On selected dates, visitors may ride on demonstration passenger trains within the museum grounds. Trains are hauled by the museum's two operational steam locomotives: 'Planet' – A replica of Robert Stephenson and Company's Planet class locomotive, built by the Friends of the Museum of Science and Industry in 1992. The original locomotive was constructed in 1830 and hauled trains on the Liverpool and Manchester Railway. 'Agecroft No. 1' – An 0–4–0 saddle tank built by Robert Stephenson and Hawthorns in 1948 for use at Agecroft Power Station. Restored to working order in 2011. The museum's railway line was formerly connected to the national rail network near Ordsall Lane Junction. However, construction of Network Rail's Ordsall Chord railway link, which began in January 2016, has since severed this connection and reduced the length of the museum's running line in spite of an attempted legal battle to save it. Industrial machines include the last steam engine ever built to power a mill. The museum exhibits a large collection of stationary steam engines, hot air engines, diesel engines, hydraulic pumps, large electric generators and other similar machines. Most of these machines are operational and occasionally can be seen running. This exhibit includes the last stationary steam engine newly build to power a mill. There is also the exhibit of spinning and weaving machines that cover all steps from wool to textile. These machines are also functional and run for a few minutes at scheduled times. Smooth paths connect all of the buildings for easier pram and wheelchair access. You can collect a large-print map and large-print gallery guides at the information desk. There is step-free access to all floors of the multi-level buildings, except for the Electricity Gallery in the 1830 Warehouse. They can lend you a wheelchair or a collapsible chair—just ask at the information desk.

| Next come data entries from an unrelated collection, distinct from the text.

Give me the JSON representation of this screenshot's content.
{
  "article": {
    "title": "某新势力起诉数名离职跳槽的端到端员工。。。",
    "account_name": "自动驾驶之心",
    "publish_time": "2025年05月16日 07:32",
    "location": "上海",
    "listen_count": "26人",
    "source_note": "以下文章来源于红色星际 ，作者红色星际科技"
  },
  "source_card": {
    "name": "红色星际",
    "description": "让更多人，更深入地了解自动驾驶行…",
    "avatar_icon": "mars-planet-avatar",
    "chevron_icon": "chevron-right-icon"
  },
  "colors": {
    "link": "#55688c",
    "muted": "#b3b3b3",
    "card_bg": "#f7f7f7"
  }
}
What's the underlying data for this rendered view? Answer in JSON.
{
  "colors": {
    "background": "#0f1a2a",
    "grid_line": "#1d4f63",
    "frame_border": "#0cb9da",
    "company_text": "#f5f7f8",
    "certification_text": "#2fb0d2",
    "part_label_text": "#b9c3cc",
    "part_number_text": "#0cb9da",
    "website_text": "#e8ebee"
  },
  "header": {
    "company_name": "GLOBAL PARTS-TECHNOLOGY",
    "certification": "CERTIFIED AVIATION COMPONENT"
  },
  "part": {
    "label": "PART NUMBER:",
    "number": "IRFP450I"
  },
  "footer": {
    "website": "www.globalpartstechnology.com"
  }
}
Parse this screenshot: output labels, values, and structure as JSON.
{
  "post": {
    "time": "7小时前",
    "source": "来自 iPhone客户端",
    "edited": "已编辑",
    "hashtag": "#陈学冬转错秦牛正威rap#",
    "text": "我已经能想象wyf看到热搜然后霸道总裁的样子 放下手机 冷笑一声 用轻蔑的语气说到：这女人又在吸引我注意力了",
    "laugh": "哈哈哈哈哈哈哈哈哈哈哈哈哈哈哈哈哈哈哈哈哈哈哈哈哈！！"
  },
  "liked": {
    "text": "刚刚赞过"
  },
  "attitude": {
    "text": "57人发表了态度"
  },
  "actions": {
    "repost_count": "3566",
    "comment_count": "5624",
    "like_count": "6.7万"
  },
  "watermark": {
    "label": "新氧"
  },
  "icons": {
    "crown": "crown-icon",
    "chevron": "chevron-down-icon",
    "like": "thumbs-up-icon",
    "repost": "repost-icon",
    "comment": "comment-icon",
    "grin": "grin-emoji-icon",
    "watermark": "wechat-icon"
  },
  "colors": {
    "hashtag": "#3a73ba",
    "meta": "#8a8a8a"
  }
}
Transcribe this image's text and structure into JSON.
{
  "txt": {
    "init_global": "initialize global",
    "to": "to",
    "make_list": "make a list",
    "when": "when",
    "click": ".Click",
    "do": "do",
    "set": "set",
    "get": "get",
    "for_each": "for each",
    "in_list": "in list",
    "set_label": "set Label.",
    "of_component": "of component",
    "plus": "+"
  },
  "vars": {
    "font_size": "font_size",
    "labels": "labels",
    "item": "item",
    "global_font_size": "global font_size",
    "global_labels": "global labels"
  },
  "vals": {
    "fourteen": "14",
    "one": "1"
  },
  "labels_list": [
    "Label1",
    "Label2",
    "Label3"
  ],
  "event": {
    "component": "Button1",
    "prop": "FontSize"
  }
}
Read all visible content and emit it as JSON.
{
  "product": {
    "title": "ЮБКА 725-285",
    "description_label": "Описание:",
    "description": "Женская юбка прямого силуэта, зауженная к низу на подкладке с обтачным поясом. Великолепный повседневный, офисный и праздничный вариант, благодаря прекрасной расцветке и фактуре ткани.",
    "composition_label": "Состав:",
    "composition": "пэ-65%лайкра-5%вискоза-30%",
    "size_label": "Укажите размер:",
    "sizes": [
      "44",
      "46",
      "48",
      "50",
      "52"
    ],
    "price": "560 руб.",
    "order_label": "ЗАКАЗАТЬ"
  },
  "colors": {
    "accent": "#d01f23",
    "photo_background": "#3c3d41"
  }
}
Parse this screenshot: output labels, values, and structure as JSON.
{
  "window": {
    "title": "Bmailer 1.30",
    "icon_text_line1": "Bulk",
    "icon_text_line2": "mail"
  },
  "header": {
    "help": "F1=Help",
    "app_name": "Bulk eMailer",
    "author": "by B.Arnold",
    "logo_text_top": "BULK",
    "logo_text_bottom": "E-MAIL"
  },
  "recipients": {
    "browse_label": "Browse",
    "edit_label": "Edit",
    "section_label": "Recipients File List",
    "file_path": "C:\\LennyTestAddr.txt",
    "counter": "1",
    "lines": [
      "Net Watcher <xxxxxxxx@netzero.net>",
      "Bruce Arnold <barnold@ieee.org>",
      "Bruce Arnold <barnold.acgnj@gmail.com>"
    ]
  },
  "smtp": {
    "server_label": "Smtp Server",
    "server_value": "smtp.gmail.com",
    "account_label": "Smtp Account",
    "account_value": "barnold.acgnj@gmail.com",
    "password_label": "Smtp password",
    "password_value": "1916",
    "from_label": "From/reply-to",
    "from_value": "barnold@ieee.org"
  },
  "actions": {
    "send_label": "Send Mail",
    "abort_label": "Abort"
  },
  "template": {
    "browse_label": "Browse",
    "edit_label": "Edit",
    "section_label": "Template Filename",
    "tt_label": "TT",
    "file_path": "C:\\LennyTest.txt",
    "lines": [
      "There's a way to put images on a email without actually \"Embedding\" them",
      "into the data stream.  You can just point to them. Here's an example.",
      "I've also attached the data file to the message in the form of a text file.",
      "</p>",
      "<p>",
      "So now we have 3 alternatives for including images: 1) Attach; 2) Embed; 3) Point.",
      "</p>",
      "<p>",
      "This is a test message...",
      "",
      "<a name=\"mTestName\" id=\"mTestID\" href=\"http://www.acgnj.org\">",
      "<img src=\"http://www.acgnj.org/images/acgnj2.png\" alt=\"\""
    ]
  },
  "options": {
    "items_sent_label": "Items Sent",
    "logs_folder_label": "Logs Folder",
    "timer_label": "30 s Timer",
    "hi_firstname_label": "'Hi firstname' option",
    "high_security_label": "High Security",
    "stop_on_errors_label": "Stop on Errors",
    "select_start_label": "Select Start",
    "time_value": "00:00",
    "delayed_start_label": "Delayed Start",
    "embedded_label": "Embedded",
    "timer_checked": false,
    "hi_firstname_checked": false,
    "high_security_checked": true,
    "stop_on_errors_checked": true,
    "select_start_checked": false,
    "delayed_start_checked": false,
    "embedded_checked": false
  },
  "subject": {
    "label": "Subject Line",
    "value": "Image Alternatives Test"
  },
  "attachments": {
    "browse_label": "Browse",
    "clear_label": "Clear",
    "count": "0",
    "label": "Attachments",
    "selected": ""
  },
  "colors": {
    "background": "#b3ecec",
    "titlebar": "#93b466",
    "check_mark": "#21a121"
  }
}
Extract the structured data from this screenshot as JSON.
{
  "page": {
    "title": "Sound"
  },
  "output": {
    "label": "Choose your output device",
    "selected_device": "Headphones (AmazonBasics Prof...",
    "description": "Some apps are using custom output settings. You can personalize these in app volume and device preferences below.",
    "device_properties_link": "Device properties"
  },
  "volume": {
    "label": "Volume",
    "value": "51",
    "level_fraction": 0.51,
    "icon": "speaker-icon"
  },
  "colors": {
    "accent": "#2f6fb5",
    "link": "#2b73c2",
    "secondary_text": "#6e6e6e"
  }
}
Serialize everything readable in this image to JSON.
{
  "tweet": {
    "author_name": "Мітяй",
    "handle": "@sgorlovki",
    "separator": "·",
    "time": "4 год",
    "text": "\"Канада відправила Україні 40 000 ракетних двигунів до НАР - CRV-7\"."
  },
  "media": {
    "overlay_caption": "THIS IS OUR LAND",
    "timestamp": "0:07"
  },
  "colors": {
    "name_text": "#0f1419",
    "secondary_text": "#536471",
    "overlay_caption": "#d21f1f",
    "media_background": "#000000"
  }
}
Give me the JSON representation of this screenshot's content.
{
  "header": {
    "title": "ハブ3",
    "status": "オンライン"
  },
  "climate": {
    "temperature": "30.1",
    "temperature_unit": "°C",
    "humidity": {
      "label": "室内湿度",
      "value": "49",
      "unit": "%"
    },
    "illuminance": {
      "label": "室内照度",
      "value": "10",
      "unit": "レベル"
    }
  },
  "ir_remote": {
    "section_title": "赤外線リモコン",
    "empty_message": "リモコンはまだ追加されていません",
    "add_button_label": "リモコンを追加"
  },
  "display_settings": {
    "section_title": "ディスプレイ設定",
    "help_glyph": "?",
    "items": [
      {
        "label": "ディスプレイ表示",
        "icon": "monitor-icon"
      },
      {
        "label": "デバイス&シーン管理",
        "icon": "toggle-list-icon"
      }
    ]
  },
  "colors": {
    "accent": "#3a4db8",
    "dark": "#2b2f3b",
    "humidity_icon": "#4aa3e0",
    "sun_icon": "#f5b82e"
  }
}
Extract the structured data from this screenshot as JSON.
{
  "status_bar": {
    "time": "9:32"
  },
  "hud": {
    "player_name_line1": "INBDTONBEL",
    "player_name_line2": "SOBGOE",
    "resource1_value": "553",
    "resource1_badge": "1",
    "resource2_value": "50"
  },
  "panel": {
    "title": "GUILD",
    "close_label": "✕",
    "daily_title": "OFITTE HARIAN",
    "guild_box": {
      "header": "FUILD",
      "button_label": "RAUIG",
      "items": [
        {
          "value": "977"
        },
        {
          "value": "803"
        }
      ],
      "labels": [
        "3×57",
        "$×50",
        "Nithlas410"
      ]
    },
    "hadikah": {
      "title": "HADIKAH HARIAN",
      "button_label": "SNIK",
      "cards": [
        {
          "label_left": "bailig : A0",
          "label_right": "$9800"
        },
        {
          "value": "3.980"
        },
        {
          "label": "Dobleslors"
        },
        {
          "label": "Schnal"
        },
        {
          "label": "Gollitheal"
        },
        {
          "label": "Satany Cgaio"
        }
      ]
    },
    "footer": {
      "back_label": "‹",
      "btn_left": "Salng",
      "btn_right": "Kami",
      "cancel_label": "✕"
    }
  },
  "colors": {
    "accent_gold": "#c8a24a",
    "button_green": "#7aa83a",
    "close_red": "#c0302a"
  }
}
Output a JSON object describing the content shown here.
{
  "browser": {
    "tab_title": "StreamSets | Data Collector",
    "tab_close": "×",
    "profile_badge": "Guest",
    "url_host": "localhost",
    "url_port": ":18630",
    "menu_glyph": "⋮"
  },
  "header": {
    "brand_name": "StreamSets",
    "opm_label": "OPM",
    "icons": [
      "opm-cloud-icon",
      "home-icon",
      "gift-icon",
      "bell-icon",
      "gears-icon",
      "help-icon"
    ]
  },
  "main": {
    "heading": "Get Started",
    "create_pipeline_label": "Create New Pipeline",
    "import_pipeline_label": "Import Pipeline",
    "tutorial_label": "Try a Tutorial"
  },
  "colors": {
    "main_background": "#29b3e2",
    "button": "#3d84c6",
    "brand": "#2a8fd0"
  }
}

Location : Museum of Science and Industry, Liverpool Road, Manchester M3 4FP
Transport: Deansgate (National Rail). Deansgate (Metrolink). Bus routes 33 and 63 stop outside.
Opening Times: Daily 10:00 to 17:00
Tickets: Free (Donations Welcomed) Simulator £2.50 per ride.
Tel: 0161 832 2244